→ Task statement: Searching the material below, find each line that includes the word "FFFFFFFF", and copy it.

→ Data to examine:
================

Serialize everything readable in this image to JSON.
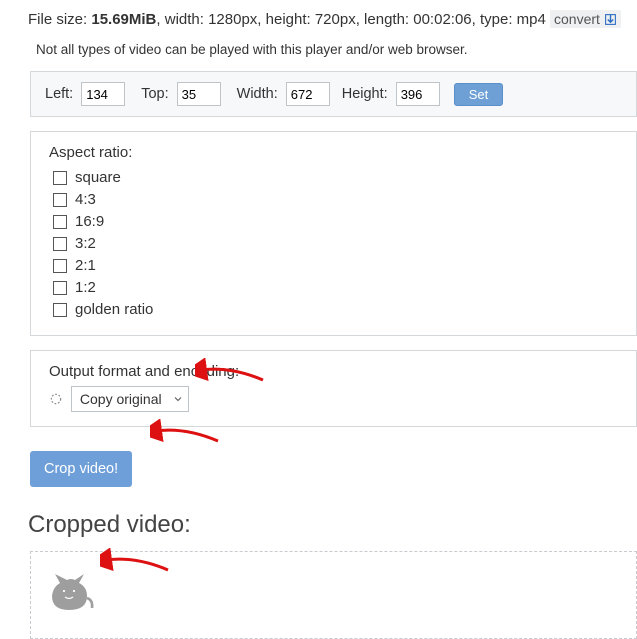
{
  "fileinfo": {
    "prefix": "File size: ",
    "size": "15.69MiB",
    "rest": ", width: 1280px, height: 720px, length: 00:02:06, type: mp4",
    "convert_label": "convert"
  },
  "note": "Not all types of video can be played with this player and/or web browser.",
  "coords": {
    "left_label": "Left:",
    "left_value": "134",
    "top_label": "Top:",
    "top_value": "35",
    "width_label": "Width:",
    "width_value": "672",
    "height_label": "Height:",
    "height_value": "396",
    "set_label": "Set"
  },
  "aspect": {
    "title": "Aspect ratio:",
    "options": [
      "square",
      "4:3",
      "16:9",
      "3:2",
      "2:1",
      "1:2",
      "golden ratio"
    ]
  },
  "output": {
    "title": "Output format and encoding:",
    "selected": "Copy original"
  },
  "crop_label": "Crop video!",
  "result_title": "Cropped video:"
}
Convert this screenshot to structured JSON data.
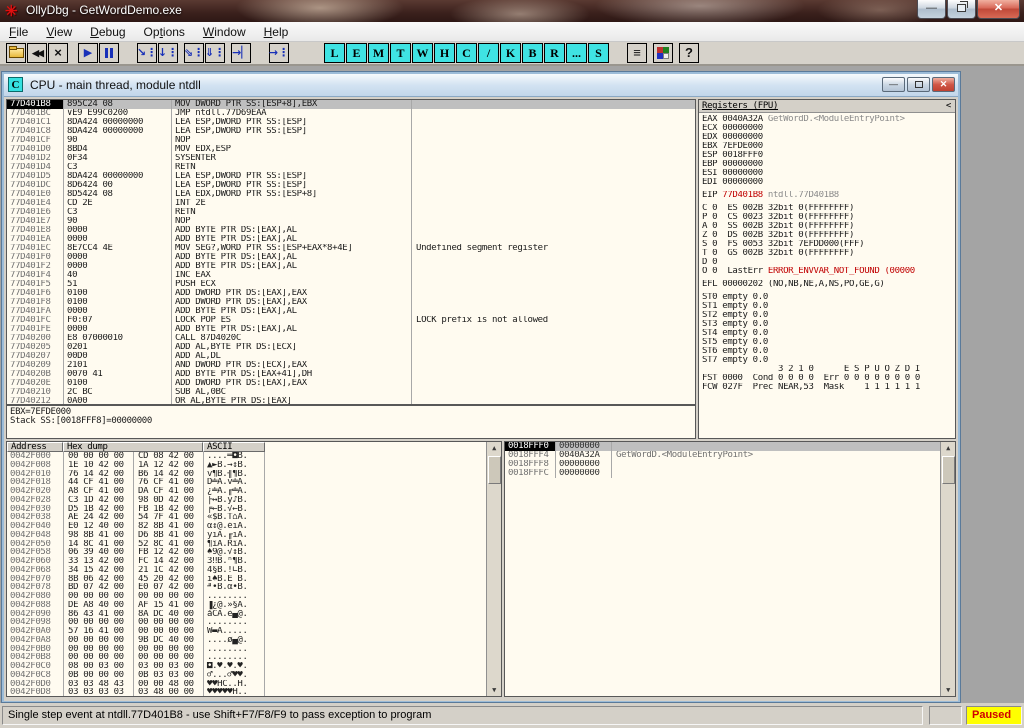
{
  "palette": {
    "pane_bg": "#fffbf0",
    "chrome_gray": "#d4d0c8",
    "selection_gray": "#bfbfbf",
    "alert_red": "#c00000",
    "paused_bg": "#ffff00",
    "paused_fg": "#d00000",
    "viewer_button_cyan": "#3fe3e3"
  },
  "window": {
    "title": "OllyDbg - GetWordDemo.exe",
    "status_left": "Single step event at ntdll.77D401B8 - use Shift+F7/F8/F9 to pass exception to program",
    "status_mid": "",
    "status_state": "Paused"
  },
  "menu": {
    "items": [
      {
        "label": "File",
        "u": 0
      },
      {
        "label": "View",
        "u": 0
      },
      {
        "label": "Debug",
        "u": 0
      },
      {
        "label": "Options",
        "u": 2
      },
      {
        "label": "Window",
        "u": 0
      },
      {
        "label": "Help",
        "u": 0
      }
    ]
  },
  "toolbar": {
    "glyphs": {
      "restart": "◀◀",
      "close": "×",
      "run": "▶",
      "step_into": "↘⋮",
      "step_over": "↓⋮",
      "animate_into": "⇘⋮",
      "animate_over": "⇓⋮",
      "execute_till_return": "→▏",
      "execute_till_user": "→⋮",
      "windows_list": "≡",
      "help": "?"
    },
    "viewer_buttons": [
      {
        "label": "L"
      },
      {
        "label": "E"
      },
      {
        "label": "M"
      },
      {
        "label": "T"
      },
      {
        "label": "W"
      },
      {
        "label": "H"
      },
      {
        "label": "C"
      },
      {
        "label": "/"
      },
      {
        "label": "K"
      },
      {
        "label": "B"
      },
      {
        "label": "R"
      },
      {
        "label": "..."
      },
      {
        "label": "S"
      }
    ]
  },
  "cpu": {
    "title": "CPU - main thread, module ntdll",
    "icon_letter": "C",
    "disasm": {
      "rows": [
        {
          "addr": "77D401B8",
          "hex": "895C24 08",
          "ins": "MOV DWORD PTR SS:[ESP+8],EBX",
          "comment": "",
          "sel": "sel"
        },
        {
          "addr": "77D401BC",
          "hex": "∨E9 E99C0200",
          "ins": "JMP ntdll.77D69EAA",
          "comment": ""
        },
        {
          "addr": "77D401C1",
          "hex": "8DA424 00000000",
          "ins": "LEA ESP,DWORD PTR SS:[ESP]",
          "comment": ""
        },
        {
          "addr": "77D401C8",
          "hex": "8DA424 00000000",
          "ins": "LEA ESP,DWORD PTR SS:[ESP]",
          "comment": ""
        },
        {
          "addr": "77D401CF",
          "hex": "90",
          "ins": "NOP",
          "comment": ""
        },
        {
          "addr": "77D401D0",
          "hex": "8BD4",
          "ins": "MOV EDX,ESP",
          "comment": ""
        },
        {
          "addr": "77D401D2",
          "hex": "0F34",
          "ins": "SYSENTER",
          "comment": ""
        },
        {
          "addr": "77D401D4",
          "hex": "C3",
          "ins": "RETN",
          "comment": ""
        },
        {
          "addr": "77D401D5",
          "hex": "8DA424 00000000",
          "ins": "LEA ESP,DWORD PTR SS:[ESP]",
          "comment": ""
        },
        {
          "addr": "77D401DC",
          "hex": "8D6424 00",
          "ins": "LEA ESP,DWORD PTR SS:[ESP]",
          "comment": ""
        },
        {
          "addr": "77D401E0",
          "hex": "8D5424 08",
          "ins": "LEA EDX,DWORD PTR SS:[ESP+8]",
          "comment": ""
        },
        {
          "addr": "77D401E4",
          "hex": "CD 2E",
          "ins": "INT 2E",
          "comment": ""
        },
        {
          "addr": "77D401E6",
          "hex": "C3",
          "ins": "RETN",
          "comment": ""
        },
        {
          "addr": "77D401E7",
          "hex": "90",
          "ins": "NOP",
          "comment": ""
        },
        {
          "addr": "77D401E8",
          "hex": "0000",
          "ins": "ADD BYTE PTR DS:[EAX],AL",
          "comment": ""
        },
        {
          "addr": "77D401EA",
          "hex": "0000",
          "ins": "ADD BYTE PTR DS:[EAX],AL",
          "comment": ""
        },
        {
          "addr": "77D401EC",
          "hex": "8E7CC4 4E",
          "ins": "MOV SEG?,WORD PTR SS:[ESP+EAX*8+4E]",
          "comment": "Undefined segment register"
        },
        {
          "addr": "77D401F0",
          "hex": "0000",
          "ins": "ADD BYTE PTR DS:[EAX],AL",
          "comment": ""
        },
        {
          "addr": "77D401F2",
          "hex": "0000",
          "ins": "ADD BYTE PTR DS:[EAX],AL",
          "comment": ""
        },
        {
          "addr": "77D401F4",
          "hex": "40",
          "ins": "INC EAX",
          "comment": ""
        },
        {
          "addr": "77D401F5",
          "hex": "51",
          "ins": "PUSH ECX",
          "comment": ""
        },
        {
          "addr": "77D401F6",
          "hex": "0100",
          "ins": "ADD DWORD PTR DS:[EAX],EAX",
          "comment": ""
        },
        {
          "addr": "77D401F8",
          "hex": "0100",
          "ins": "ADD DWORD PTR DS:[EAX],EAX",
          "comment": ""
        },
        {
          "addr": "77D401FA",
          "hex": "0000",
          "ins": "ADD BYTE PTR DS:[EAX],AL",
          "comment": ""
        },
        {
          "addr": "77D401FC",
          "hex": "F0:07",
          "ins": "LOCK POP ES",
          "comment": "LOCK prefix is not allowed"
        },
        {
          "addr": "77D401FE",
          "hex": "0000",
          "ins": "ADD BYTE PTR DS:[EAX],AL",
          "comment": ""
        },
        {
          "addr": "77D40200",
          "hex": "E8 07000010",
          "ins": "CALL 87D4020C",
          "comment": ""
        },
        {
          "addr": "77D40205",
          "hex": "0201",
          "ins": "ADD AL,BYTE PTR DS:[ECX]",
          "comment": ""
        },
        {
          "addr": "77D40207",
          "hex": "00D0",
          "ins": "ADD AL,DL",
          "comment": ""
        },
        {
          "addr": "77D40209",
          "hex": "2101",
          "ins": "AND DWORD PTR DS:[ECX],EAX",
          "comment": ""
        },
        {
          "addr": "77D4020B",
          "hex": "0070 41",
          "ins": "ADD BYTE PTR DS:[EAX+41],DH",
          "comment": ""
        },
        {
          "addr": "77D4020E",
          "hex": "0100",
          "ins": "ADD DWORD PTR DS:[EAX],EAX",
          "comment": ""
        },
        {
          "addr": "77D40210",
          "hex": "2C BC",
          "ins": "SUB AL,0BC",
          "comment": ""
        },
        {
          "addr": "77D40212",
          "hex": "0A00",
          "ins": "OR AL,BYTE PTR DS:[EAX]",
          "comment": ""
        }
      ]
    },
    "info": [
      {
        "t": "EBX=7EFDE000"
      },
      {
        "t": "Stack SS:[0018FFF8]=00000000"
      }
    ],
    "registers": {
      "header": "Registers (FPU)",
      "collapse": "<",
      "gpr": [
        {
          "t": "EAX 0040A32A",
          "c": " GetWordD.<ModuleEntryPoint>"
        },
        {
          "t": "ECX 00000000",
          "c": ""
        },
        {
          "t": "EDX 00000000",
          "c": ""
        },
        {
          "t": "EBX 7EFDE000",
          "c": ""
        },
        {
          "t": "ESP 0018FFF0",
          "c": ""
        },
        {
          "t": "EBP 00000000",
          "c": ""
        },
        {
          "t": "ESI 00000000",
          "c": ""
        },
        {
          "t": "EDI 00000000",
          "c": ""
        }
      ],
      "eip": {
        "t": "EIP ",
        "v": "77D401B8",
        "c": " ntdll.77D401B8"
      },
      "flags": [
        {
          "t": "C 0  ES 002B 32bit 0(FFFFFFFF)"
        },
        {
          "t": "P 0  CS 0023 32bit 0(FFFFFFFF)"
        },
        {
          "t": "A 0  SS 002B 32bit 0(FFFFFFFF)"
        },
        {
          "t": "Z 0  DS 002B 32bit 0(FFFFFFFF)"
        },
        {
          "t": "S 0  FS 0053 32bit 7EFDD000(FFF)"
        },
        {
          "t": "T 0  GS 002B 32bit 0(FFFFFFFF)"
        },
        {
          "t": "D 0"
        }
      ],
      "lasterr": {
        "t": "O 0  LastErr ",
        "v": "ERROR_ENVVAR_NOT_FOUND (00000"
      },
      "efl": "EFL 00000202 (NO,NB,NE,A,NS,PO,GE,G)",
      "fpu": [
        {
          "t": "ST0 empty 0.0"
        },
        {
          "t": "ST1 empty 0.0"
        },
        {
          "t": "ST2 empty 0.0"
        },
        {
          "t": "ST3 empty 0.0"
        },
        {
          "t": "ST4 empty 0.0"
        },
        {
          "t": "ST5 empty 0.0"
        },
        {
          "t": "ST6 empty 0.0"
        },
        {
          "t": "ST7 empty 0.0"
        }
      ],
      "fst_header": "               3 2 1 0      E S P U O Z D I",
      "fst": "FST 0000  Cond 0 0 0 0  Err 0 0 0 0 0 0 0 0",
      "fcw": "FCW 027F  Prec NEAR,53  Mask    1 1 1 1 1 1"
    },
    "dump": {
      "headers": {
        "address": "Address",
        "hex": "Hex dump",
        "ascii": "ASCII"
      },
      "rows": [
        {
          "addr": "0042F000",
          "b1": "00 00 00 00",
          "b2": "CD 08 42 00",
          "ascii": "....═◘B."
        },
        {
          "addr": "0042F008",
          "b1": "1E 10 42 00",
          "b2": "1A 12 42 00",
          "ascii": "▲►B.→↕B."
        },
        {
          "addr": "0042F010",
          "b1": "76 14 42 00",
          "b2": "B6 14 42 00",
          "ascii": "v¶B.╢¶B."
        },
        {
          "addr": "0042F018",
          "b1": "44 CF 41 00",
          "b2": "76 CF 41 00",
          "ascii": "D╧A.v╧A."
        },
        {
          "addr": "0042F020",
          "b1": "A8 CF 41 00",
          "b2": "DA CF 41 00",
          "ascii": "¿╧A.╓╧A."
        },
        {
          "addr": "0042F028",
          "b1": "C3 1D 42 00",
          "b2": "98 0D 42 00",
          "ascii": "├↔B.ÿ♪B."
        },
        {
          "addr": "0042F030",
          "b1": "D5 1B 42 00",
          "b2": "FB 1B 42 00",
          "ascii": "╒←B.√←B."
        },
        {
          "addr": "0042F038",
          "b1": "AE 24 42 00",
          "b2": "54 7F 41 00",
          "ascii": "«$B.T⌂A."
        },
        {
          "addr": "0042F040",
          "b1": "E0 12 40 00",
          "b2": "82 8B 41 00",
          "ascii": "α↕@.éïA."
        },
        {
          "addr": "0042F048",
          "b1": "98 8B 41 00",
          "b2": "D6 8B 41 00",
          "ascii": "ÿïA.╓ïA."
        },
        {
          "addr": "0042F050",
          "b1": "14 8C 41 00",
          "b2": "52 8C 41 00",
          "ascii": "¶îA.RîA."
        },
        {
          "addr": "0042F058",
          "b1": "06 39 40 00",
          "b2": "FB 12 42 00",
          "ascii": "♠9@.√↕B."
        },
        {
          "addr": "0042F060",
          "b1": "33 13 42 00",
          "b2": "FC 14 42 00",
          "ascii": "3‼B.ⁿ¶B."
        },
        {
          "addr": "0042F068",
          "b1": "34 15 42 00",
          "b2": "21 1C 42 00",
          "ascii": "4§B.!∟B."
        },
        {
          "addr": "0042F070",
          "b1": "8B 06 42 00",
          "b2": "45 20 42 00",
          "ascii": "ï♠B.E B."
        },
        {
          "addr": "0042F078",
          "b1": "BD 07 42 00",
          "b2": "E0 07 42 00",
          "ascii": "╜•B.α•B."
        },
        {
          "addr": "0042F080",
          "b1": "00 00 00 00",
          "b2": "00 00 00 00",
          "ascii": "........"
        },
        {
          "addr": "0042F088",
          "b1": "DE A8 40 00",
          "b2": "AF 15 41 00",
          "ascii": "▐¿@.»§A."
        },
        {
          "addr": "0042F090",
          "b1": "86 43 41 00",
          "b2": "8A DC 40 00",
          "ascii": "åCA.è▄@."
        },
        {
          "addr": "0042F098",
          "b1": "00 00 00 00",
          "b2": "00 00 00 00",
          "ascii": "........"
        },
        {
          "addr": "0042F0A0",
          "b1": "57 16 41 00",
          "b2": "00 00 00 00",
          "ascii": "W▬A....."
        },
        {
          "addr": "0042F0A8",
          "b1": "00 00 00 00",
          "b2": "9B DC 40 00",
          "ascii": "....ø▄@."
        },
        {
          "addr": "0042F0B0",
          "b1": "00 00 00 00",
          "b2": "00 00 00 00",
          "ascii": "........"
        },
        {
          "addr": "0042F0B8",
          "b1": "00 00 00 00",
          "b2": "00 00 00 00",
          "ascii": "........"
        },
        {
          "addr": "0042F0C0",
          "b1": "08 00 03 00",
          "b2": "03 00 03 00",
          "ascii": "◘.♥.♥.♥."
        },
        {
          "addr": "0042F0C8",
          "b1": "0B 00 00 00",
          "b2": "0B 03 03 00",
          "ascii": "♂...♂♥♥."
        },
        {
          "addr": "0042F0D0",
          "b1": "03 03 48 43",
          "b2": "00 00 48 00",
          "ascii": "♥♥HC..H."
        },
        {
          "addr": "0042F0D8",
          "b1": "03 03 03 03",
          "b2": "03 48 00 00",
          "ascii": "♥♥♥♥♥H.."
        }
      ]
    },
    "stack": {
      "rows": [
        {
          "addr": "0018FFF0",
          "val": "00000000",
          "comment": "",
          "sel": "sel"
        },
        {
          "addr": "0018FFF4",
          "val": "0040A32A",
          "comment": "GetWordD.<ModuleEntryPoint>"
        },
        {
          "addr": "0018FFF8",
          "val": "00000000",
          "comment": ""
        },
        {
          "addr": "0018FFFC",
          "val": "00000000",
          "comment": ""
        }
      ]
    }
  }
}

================

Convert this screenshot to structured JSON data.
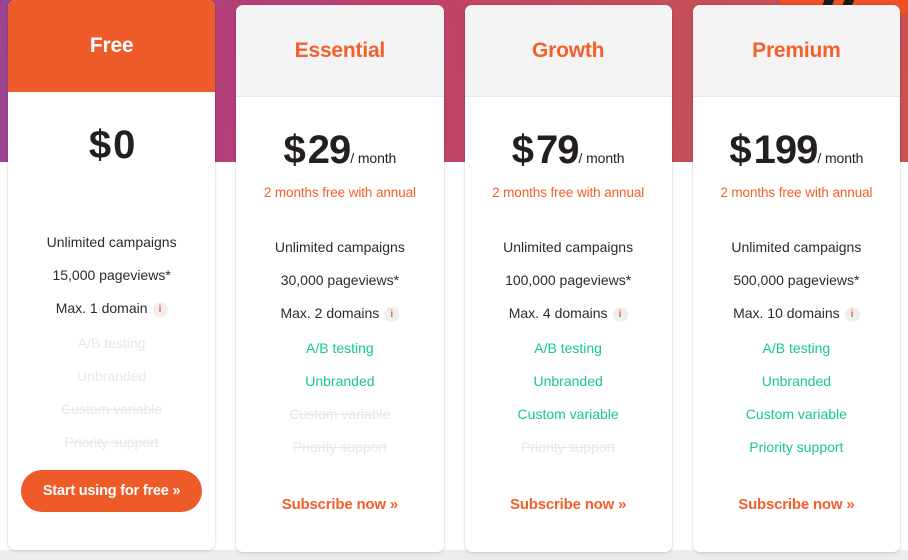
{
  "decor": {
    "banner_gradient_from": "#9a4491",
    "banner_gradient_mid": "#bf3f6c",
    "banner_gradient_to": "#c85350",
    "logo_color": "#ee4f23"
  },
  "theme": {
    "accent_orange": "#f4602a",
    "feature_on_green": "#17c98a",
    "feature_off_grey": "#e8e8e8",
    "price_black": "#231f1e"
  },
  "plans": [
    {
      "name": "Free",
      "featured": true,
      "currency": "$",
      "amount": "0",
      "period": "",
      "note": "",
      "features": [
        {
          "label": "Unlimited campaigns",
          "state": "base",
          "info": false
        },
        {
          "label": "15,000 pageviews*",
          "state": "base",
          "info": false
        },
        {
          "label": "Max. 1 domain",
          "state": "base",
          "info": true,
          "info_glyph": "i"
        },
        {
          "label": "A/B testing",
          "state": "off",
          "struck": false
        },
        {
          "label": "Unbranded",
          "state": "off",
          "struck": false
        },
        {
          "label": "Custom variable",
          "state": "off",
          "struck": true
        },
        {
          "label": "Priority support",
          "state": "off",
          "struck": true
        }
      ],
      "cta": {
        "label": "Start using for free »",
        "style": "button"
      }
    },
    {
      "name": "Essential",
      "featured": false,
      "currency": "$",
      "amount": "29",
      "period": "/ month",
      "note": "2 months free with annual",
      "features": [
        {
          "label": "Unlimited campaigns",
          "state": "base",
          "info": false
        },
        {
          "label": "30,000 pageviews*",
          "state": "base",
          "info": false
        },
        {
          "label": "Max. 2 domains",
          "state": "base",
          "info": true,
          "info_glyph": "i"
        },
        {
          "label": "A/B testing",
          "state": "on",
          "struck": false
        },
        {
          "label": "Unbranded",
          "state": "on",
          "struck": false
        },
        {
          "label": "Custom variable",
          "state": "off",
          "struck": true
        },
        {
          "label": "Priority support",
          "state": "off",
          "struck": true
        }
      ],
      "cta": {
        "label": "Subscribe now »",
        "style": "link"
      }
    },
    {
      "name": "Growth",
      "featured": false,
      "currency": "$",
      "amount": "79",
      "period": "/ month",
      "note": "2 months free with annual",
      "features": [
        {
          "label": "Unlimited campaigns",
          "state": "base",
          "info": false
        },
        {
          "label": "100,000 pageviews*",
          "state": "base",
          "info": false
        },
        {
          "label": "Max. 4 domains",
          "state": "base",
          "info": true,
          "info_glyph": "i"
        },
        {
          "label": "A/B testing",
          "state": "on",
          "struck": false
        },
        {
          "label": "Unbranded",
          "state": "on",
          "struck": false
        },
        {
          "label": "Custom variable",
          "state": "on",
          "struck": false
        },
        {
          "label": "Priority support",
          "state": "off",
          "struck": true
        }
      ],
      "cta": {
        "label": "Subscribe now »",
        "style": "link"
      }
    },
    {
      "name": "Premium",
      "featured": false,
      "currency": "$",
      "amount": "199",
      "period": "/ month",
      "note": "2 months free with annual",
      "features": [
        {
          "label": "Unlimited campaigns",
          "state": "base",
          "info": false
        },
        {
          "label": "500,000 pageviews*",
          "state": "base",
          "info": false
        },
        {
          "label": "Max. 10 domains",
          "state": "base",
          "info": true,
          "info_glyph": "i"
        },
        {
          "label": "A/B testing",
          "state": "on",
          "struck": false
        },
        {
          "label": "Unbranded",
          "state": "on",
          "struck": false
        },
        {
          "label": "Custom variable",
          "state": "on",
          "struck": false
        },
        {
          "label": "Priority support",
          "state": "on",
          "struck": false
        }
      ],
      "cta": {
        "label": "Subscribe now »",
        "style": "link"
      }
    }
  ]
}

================

→ Reply:
          "t": "C 0  ES 002B 32bit 0(FFFFFFFF)"
          "t": "P 0  CS 0023 32bit 0(FFFFFFFF)"
          "t": "A 0  SS 002B 32bit 0(FFFFFFFF)"
          "t": "Z 0  DS 002B 32bit 0(FFFFFFFF)"
          "t": "T 0  GS 002B 32bit 0(FFFFFFFF)"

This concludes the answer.